In February, the company announced its intention to move forward with the development of the Curie cable, a new undersea line stretching from California to Chile. It will be the first private intercontinental cable ever built by a major non-telecom company.
And if you step back and just look at intracontinental cables, Google has fully financed a number of those already; it was one of the first companies to build a fully private submarine line.
Google isn’t alone. Historically, cables have been owned by groups of private companies — mostly telecom providers — but 2016 saw the start of a massive submarine cable boom, and this time, the buyers are content providers. Corporations like Facebook, Microsoft, and Amazon all seem to share Google’s aspirations for bottom-of-the-ocean dominance.
I’ve been watching this trend develop, being in the broadband space myself, and the recent movements are certainly concerning. Big tech’s ownership of the internet backbone will have far-reaching, yet familiar, implications. It’s the same old consumer tradeoff; more convenience for less control — and less privacy.
We’re reaching the next stage of internet maturity; one where only large, incumbent players can truly win in media.
If you want to measure the internet in miles, fiber-optic submarine cables are the place to start. These unassuming cables crisscross the ocean floor worldwide, carrying 95-99 percent of international data over bundles of fiber-optic cable strands the diameter of a garden hose. All told, there are more than 700,000 miles of submarine cables in use today.
Google will own 10,433 miles of submarine cables internationally when the Curie cable is completed later this year.

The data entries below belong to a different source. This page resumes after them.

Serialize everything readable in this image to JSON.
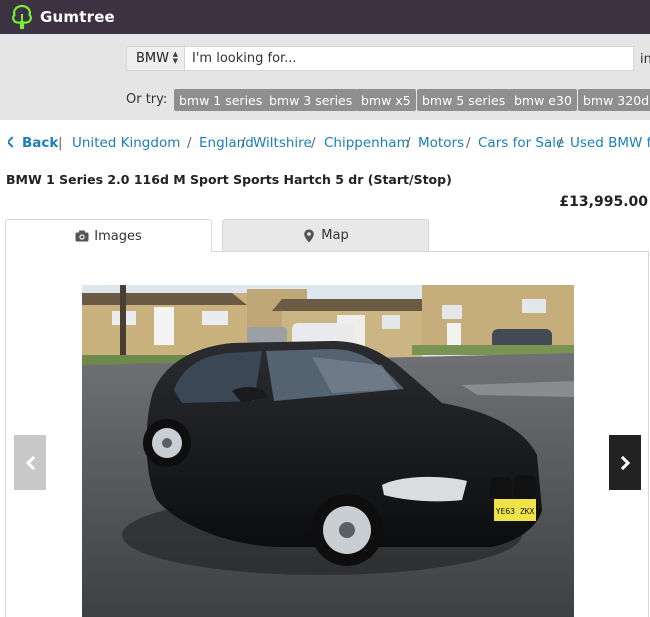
{
  "header": {
    "brand": "Gumtree",
    "brand_color": "#3c3241",
    "logo_icon": "tree-logo-icon",
    "logo_color": "#72ef36"
  },
  "search": {
    "category": "BMW",
    "placeholder": "I'm looking for...",
    "in_label": "in",
    "or_try_label": "Or try:",
    "suggestions": [
      "bmw 1 series",
      "bmw 3 series",
      "bmw x5",
      "bmw 5 series",
      "bmw e30",
      "bmw 320d"
    ]
  },
  "breadcrumb": {
    "back_label": "Back",
    "separator": "/",
    "items": [
      "United Kingdom",
      "England",
      "Wiltshire",
      "Chippenham",
      "Motors",
      "Cars for Sale",
      "Used BMW for"
    ],
    "link_color": "#1a7fb8"
  },
  "listing": {
    "title": "BMW 1 Series 2.0 116d M Sport Sports Hartch 5 dr (Start/Stop)",
    "price": "£13,995.00"
  },
  "tabs": [
    {
      "label": "Images",
      "icon": "camera-icon",
      "active": true
    },
    {
      "label": "Map",
      "icon": "map-pin-icon",
      "active": false
    }
  ],
  "gallery": {
    "prev_icon": "chevron-left-icon",
    "next_icon": "chevron-right-icon",
    "plate_text": "YE63 ZKX"
  }
}
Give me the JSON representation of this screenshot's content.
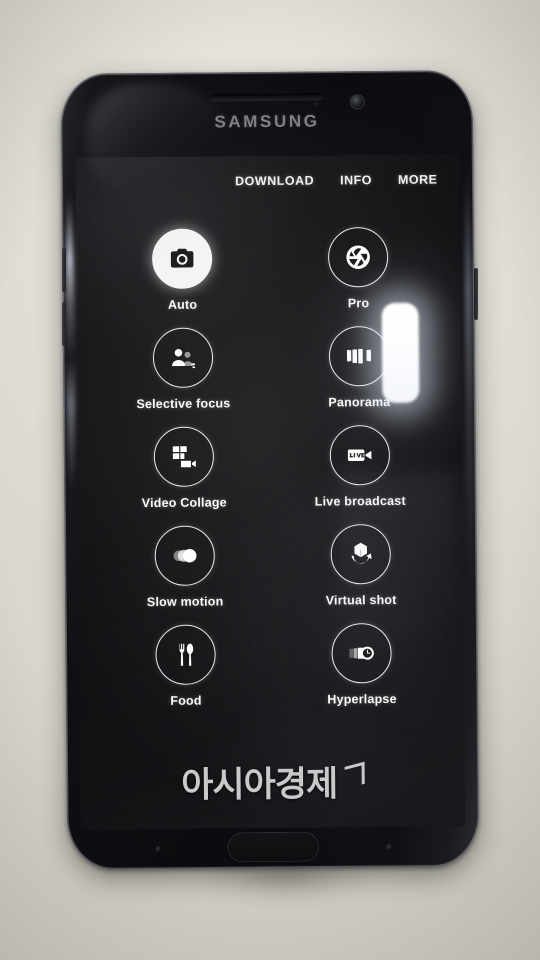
{
  "scene": {
    "device_brand": "SAMSUNG",
    "background_color": "#e4e2da",
    "phone_color": "#0c0c10"
  },
  "screen": {
    "top_menu": [
      {
        "label": "DOWNLOAD",
        "name": "menu-download"
      },
      {
        "label": "INFO",
        "name": "menu-info"
      },
      {
        "label": "MORE",
        "name": "menu-more"
      }
    ],
    "modes": [
      {
        "label": "Auto",
        "icon": "camera-icon",
        "selected": true
      },
      {
        "label": "Pro",
        "icon": "aperture-icon",
        "selected": false
      },
      {
        "label": "Selective focus",
        "icon": "selective-focus-icon",
        "selected": false
      },
      {
        "label": "Panorama",
        "icon": "panorama-icon",
        "selected": false
      },
      {
        "label": "Video Collage",
        "icon": "video-collage-icon",
        "selected": false
      },
      {
        "label": "Live broadcast",
        "icon": "live-broadcast-icon",
        "selected": false
      },
      {
        "label": "Slow motion",
        "icon": "slow-motion-icon",
        "selected": false
      },
      {
        "label": "Virtual shot",
        "icon": "virtual-shot-icon",
        "selected": false
      },
      {
        "label": "Food",
        "icon": "food-icon",
        "selected": false
      },
      {
        "label": "Hyperlapse",
        "icon": "hyperlapse-icon",
        "selected": false
      }
    ],
    "watermark": {
      "text": "아시아경제",
      "color": "#c9c9cb"
    }
  }
}
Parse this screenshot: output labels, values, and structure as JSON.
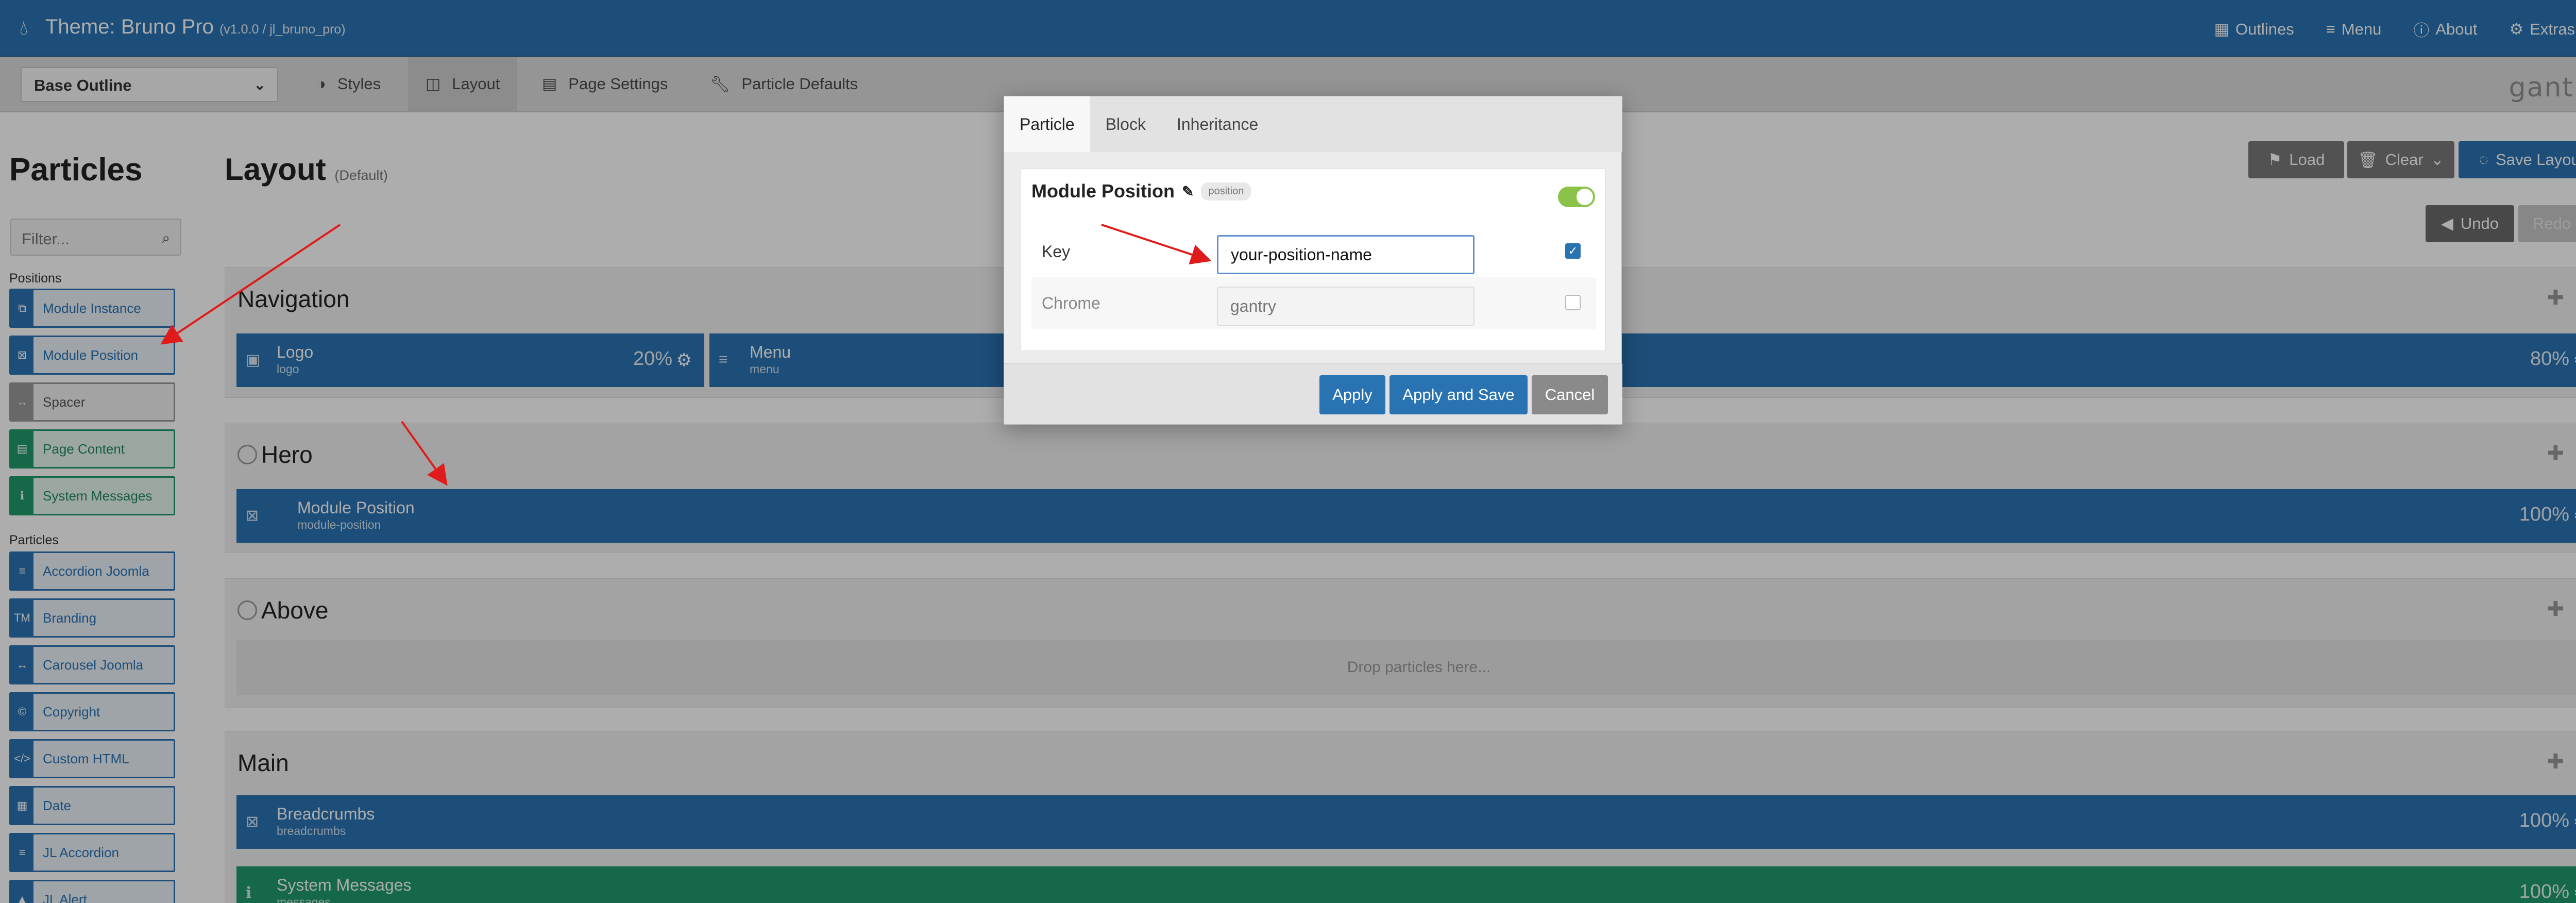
{
  "header": {
    "title": "Theme: Bruno Pro",
    "version": "(v1.0.0 / jl_bruno_pro)",
    "nav": [
      {
        "label": "Outlines",
        "icon": "grid-icon"
      },
      {
        "label": "Menu",
        "icon": "bars-icon"
      },
      {
        "label": "About",
        "icon": "info-icon"
      },
      {
        "label": "Extras",
        "icon": "gear-icon"
      }
    ]
  },
  "toolbar": {
    "outline_select": "Base Outline",
    "tabs": [
      {
        "label": "Styles"
      },
      {
        "label": "Layout"
      },
      {
        "label": "Page Settings"
      },
      {
        "label": "Particle Defaults"
      }
    ],
    "brand": "gantry"
  },
  "sidebar": {
    "title": "Particles",
    "filter_placeholder": "Filter...",
    "positions_label": "Positions",
    "positions": [
      {
        "label": "Module Instance",
        "color": "blue"
      },
      {
        "label": "Module Position",
        "color": "blue"
      },
      {
        "label": "Spacer",
        "color": "gray"
      },
      {
        "label": "Page Content",
        "color": "green"
      },
      {
        "label": "System Messages",
        "color": "green"
      }
    ],
    "particles_label": "Particles",
    "particles": [
      {
        "label": "Accordion Joomla",
        "glyph": "≡"
      },
      {
        "label": "Branding",
        "glyph": "TM"
      },
      {
        "label": "Carousel Joomla",
        "glyph": "↔"
      },
      {
        "label": "Copyright",
        "glyph": "©"
      },
      {
        "label": "Custom HTML",
        "glyph": "</>"
      },
      {
        "label": "Date",
        "glyph": "▦"
      },
      {
        "label": "JL Accordion",
        "glyph": "≡"
      },
      {
        "label": "JL Alert",
        "glyph": "▲"
      }
    ]
  },
  "layout": {
    "title": "Layout",
    "subtitle": "(Default)",
    "buttons": {
      "load": "Load",
      "clear": "Clear",
      "save": "Save Layout",
      "undo": "Undo",
      "redo": "Redo"
    },
    "sections": {
      "navigation": {
        "title": "Navigation",
        "logo": {
          "title": "Logo",
          "sub": "logo",
          "size": "20%"
        },
        "menu": {
          "title": "Menu",
          "sub": "menu",
          "size": "80%"
        }
      },
      "hero": {
        "title": "Hero",
        "item": {
          "title": "Module Position",
          "sub": "module-position",
          "size": "100%"
        }
      },
      "above": {
        "title": "Above",
        "drop": "Drop particles here..."
      },
      "main": {
        "title": "Main",
        "breadcrumbs": {
          "title": "Breadcrumbs",
          "sub": "breadcrumbs",
          "size": "100%"
        },
        "messages": {
          "title": "System Messages",
          "sub": "messages",
          "size": "100%"
        }
      }
    }
  },
  "modal": {
    "tabs": [
      "Particle",
      "Block",
      "Inheritance"
    ],
    "heading": "Module Position",
    "tag": "position",
    "fields": {
      "key_label": "Key",
      "key_value": "your-position-name",
      "chrome_label": "Chrome",
      "chrome_placeholder": "gantry"
    },
    "buttons": {
      "apply": "Apply",
      "apply_save": "Apply and Save",
      "cancel": "Cancel"
    }
  },
  "colors": {
    "primary": "#2a73b3",
    "green": "#1f9a6a",
    "toggle": "#8bc34a",
    "arrow": "#e01b1b"
  }
}
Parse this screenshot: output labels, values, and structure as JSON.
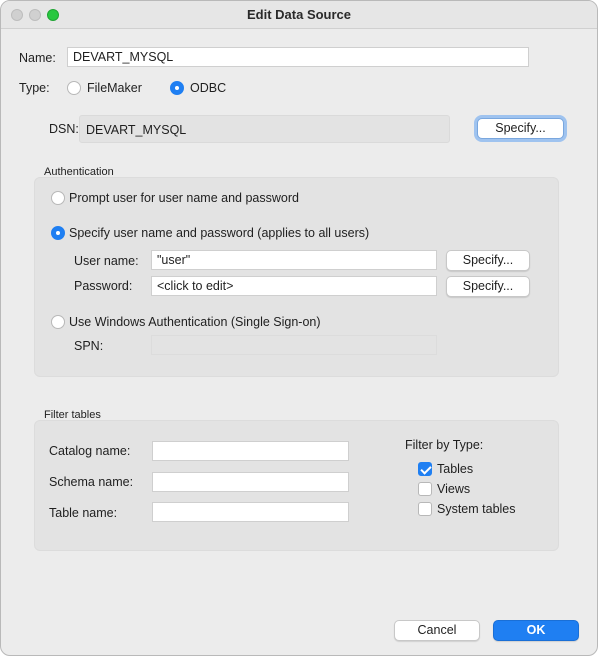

The total shoots up to 63,605 miles when you include cables it owns in consortium with Facebook, Microsoft, and Amazon